Our sincere sympathies must go to all those affected by the current storms and flooding.
UK governments of all persuasions have ignored evidence-based climate change warnings about increased precipitation and rising sea levels. There has been chronic under investment in flood defences. Meanwhile, the dysfunctional housebuilding industry has been allowed, encouraged even, to build on flood plains and cover drainage ground with hard surfaces, increasing surface flooding.
In 2014, the Committee on Climate Change said, “climate models suggest that the UK will get warmer and wetter winters on average.” Quite.

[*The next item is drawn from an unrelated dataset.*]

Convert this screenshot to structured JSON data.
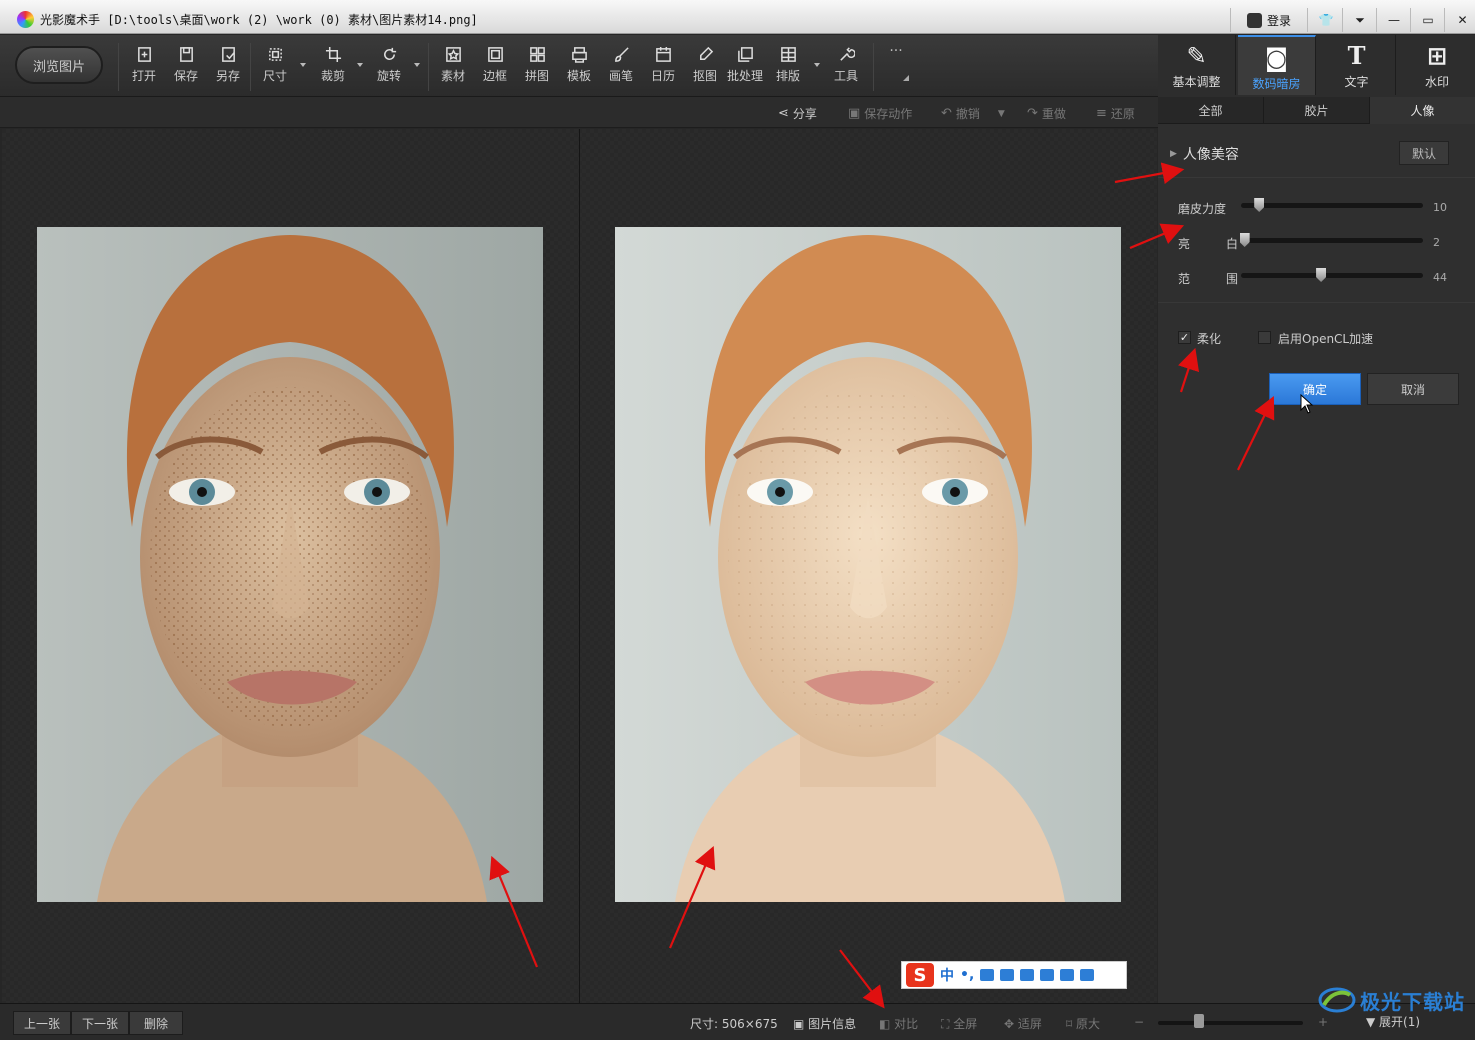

In reality, we’ve known about this eventuality for decades – it easy to find and read heavily cited papers from 1994, and earlier – and we are still woefully unprepared. It is a disgrace to hear politicians bleating about doing everything they can. Governments have known that this was going to happen for years and chose to manipulate and spin flood spending figures rather than take action commensurate with the risk to life and property.
For those tragically affected by flooding, for the second for third time, everything the government say and do now is too little, too late. One in a hundred year events are not supposed to happen three times a decade.

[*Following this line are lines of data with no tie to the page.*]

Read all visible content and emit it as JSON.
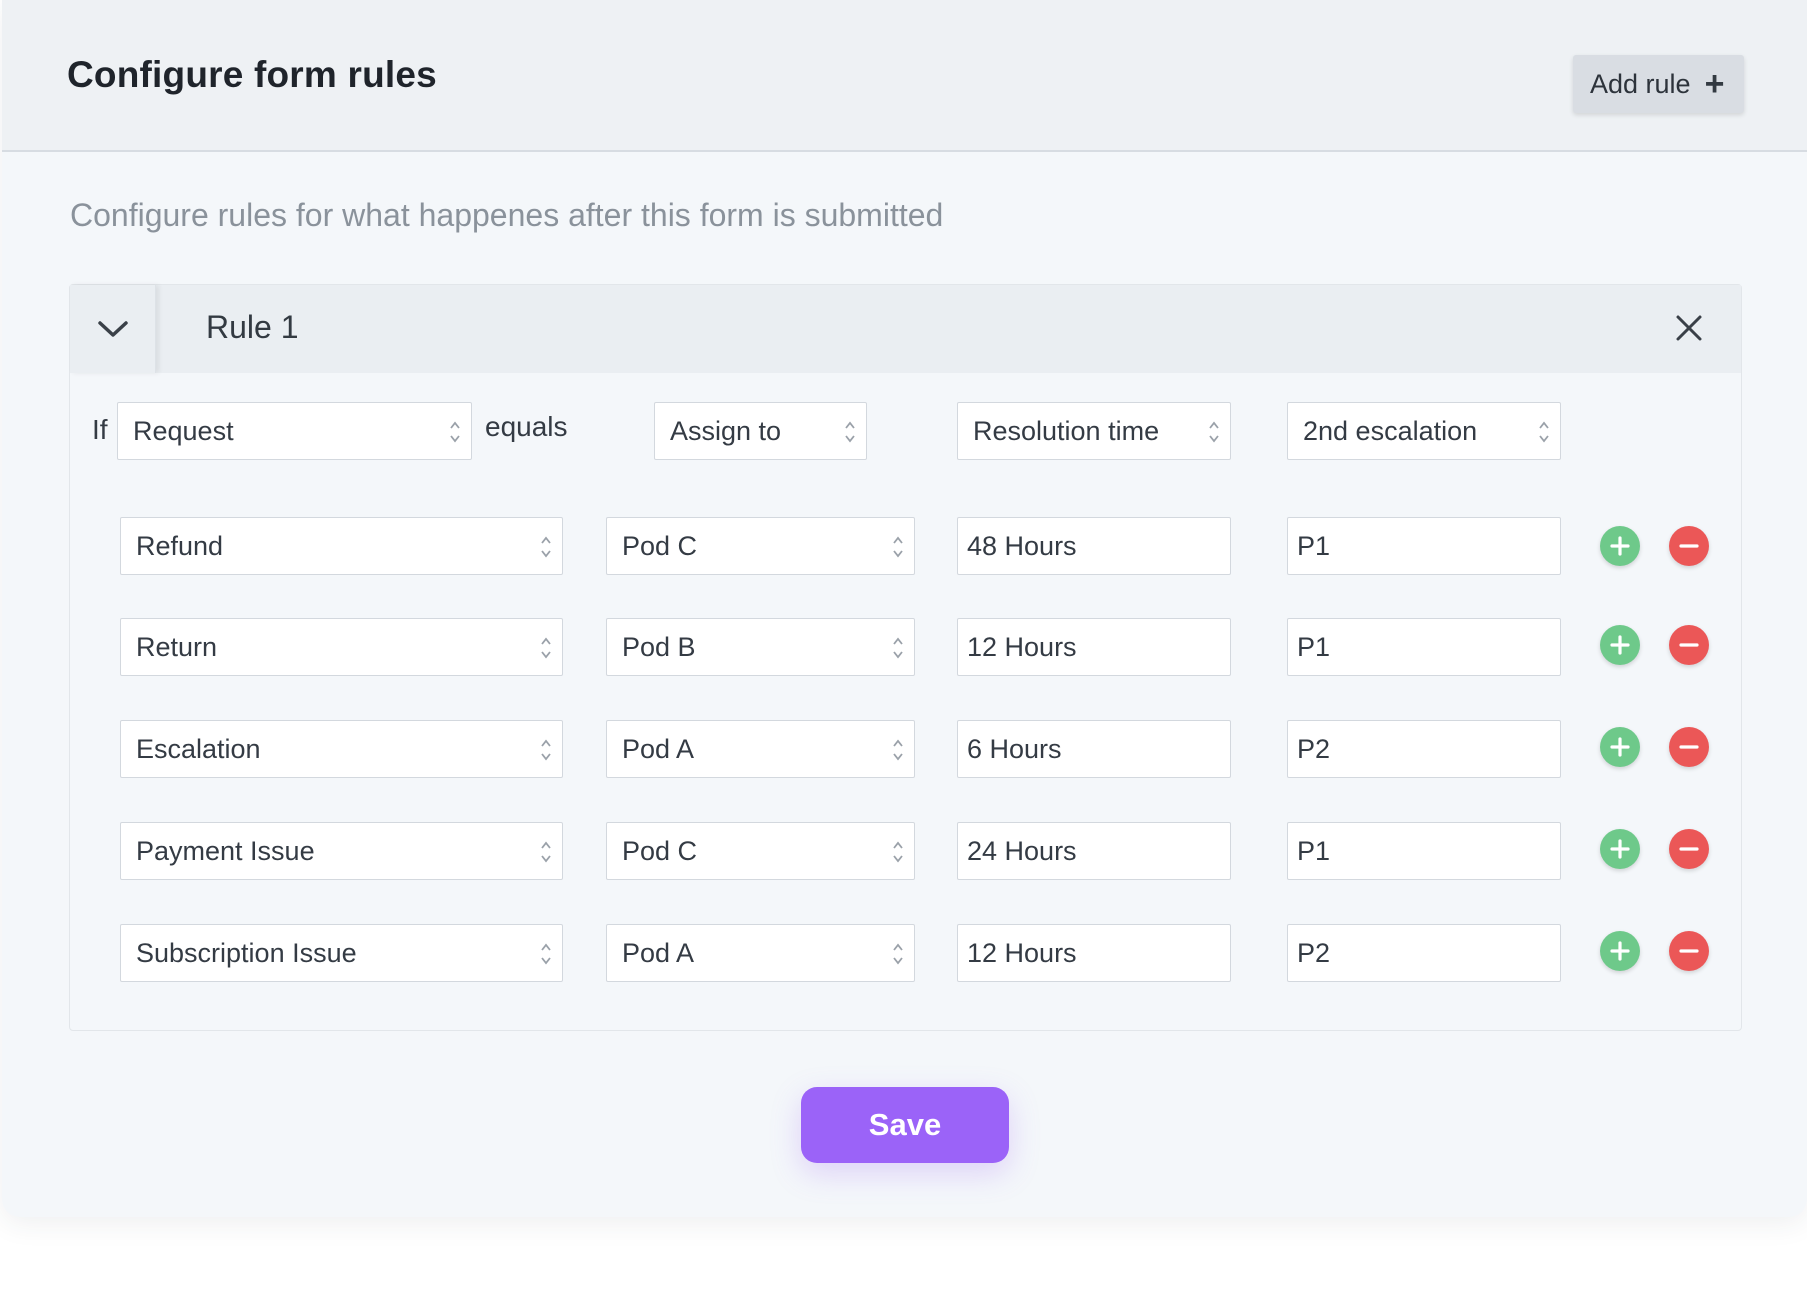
{
  "header": {
    "title": "Configure form rules",
    "add_rule_label": "Add rule",
    "add_rule_icon": "plus-icon"
  },
  "subtitle": "Configure rules for what happenes after this form is submitted",
  "rule": {
    "title": "Rule 1",
    "toggle_icon": "chevron-down-icon",
    "close_icon": "close-icon",
    "condition": {
      "if_label": "If",
      "field": "Request",
      "operator_label": "equals",
      "columns": [
        "Assign to",
        "Resolution time",
        "2nd escalation"
      ]
    },
    "rows": [
      {
        "request": "Refund",
        "assign_to": "Pod C",
        "resolution_time": "48 Hours",
        "escalation": "P1"
      },
      {
        "request": "Return",
        "assign_to": "Pod B",
        "resolution_time": "12 Hours",
        "escalation": "P1"
      },
      {
        "request": "Escalation",
        "assign_to": "Pod A",
        "resolution_time": "6 Hours",
        "escalation": "P2"
      },
      {
        "request": "Payment Issue",
        "assign_to": "Pod C",
        "resolution_time": "24 Hours",
        "escalation": "P1"
      },
      {
        "request": "Subscription Issue",
        "assign_to": "Pod A",
        "resolution_time": "12 Hours",
        "escalation": "P2"
      }
    ],
    "row_add_icon": "plus-circle-icon",
    "row_remove_icon": "minus-circle-icon"
  },
  "save_label": "Save",
  "colors": {
    "accent": "#9b63f8",
    "add": "#6ec98a",
    "remove": "#eb5757"
  }
}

For those who happily live in denial about climate change, especially those in positions of power and influence, the awful consequences of that denial are coming home to roost.
We now need real leadership to protect vulnerable communities, and provide accurate information on what we should expect over the coming decades. Communities that have been made vulnerable by the lies and misinformation of climate change deniers, luke-warmists, their friends in the media and the weak politicians who pander to them.
What is happening to flood-affected areas is tragic. We need less spin and crocodile tears, and more real action to address what will be an increasingly frequent and severe phenomena.